- AIM OF THE TASK
Copy each entry below exactly.

- PROVIDED ENTRIES

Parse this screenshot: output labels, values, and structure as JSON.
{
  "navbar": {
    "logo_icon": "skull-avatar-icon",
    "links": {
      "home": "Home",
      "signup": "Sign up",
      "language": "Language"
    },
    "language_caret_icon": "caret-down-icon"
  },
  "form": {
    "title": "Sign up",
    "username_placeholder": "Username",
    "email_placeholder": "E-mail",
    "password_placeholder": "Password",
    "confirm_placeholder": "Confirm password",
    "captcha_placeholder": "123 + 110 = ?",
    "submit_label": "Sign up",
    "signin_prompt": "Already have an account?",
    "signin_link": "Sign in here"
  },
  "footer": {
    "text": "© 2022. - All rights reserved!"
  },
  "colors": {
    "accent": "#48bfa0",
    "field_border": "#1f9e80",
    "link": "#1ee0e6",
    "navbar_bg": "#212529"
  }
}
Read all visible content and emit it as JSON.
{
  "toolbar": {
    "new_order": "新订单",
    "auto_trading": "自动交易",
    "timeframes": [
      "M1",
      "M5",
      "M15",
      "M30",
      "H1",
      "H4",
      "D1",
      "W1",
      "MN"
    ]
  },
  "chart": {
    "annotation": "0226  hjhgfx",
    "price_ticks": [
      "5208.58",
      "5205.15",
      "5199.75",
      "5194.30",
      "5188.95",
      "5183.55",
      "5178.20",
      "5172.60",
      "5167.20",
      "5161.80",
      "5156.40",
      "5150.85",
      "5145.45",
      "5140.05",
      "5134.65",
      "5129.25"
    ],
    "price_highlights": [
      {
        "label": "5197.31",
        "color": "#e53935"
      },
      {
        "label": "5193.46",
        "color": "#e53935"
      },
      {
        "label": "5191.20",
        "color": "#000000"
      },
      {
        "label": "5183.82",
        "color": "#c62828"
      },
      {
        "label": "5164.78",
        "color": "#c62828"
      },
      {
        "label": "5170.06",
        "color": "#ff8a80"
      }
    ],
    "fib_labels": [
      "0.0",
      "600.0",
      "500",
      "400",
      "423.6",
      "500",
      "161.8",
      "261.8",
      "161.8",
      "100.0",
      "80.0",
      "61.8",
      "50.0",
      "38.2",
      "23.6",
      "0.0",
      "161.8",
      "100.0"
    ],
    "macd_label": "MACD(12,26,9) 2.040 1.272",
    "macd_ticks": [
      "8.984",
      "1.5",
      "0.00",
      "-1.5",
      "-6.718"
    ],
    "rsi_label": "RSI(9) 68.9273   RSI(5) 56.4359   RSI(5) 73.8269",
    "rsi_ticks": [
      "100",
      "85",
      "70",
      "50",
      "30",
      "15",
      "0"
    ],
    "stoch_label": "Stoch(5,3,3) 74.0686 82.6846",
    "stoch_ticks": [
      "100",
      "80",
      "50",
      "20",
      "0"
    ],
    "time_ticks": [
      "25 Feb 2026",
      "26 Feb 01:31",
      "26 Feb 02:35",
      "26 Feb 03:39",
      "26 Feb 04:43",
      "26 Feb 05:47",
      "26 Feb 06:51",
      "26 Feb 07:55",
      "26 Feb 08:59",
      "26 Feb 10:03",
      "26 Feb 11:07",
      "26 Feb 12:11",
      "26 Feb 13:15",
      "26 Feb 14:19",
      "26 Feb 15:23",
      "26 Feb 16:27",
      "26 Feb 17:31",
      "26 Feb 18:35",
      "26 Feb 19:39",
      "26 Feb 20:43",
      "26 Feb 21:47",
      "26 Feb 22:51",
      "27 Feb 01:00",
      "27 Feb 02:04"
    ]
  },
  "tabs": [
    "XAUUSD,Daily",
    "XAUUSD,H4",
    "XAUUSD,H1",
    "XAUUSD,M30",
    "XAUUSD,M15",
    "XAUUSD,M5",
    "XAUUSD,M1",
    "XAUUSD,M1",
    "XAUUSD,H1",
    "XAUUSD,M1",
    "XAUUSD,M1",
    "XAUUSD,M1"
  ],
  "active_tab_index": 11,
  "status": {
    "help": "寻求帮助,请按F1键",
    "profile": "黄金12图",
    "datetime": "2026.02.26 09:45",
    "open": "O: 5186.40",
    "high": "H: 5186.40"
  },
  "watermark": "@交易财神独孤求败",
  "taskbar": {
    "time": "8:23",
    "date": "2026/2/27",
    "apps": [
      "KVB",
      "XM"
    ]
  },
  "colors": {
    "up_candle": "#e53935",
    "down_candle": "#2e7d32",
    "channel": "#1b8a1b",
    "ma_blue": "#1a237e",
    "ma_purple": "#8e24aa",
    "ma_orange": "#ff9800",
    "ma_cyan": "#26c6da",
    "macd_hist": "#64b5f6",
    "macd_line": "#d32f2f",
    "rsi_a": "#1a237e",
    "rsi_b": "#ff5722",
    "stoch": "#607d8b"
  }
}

- OUTPUT OF THE TASK
Parse this screenshot: output labels, values, and structure as JSON.
{
  "navbar": {
    "logo_icon": "skull-avatar-icon",
    "links": {
      "home": "Home",
      "signup": "Sign up",
      "language": "Language"
    },
    "language_caret_icon": "caret-down-icon"
  },
  "form": {
    "title": "Sign up",
    "username_placeholder": "Username",
    "email_placeholder": "E-mail",
    "password_placeholder": "Password",
    "confirm_placeholder": "Confirm password",
    "captcha_placeholder": "123 + 110 = ?",
    "submit_label": "Sign up",
    "signin_prompt": "Already have an account?",
    "signin_link": "Sign in here"
  },
  "footer": {
    "text": "© 2022. - All rights reserved!"
  },
  "colors": {
    "accent": "#48bfa0",
    "field_border": "#1f9e80",
    "link": "#1ee0e6",
    "navbar_bg": "#212529"
  }
}
Read all visible content and emit it as JSON.
{
  "toolbar": {
    "new_order": "新订单",
    "auto_trading": "自动交易",
    "timeframes": [
      "M1",
      "M5",
      "M15",
      "M30",
      "H1",
      "H4",
      "D1",
      "W1",
      "MN"
    ]
  },
  "chart": {
    "annotation": "0226  hjhgfx",
    "price_ticks": [
      "5208.58",
      "5205.15",
      "5199.75",
      "5194.30",
      "5188.95",
      "5183.55",
      "5178.20",
      "5172.60",
      "5167.20",
      "5161.80",
      "5156.40",
      "5150.85",
      "5145.45",
      "5140.05",
      "5134.65",
      "5129.25"
    ],
    "price_highlights": [
      {
        "label": "5197.31",
        "color": "#e53935"
      },
      {
        "label": "5193.46",
        "color": "#e53935"
      },
      {
        "label": "5191.20",
        "color": "#000000"
      },
      {
        "label": "5183.82",
        "color": "#c62828"
      },
      {
        "label": "5164.78",
        "color": "#c62828"
      },
      {
        "label": "5170.06",
        "color": "#ff8a80"
      }
    ],
    "fib_labels": [
      "0.0",
      "600.0",
      "500",
      "400",
      "423.6",
      "500",
      "161.8",
      "261.8",
      "161.8",
      "100.0",
      "80.0",
      "61.8",
      "50.0",
      "38.2",
      "23.6",
      "0.0",
      "161.8",
      "100.0"
    ],
    "macd_label": "MACD(12,26,9) 2.040 1.272",
    "macd_ticks": [
      "8.984",
      "1.5",
      "0.00",
      "-1.5",
      "-6.718"
    ],
    "rsi_label": "RSI(9) 68.9273   RSI(5) 56.4359   RSI(5) 73.8269",
    "rsi_ticks": [
      "100",
      "85",
      "70",
      "50",
      "30",
      "15",
      "0"
    ],
    "stoch_label": "Stoch(5,3,3) 74.0686 82.6846",
    "stoch_ticks": [
      "100",
      "80",
      "50",
      "20",
      "0"
    ],
    "time_ticks": [
      "25 Feb 2026",
      "26 Feb 01:31",
      "26 Feb 02:35",
      "26 Feb 03:39",
      "26 Feb 04:43",
      "26 Feb 05:47",
      "26 Feb 06:51",
      "26 Feb 07:55",
      "26 Feb 08:59",
      "26 Feb 10:03",
      "26 Feb 11:07",
      "26 Feb 12:11",
      "26 Feb 13:15",
      "26 Feb 14:19",
      "26 Feb 15:23",
      "26 Feb 16:27",
      "26 Feb 17:31",
      "26 Feb 18:35",
      "26 Feb 19:39",
      "26 Feb 20:43",
      "26 Feb 21:47",
      "26 Feb 22:51",
      "27 Feb 01:00",
      "27 Feb 02:04"
    ]
  },
  "tabs": [
    "XAUUSD,Daily",
    "XAUUSD,H4",
    "XAUUSD,H1",
    "XAUUSD,M30",
    "XAUUSD,M15",
    "XAUUSD,M5",
    "XAUUSD,M1",
    "XAUUSD,M1",
    "XAUUSD,H1",
    "XAUUSD,M1",
    "XAUUSD,M1",
    "XAUUSD,M1"
  ],
  "active_tab_index": 11,
  "status": {
    "help": "寻求帮助,请按F1键",
    "profile": "黄金12图",
    "datetime": "2026.02.26 09:45",
    "open": "O: 5186.40",
    "high": "H: 5186.40"
  },
  "watermark": "@交易财神独孤求败",
  "taskbar": {
    "time": "8:23",
    "date": "2026/2/27",
    "apps": [
      "KVB",
      "XM"
    ]
  },
  "colors": {
    "up_candle": "#e53935",
    "down_candle": "#2e7d32",
    "channel": "#1b8a1b",
    "ma_blue": "#1a237e",
    "ma_purple": "#8e24aa",
    "ma_orange": "#ff9800",
    "ma_cyan": "#26c6da",
    "macd_hist": "#64b5f6",
    "macd_line": "#d32f2f",
    "rsi_a": "#1a237e",
    "rsi_b": "#ff5722",
    "stoch": "#607d8b"
  }
}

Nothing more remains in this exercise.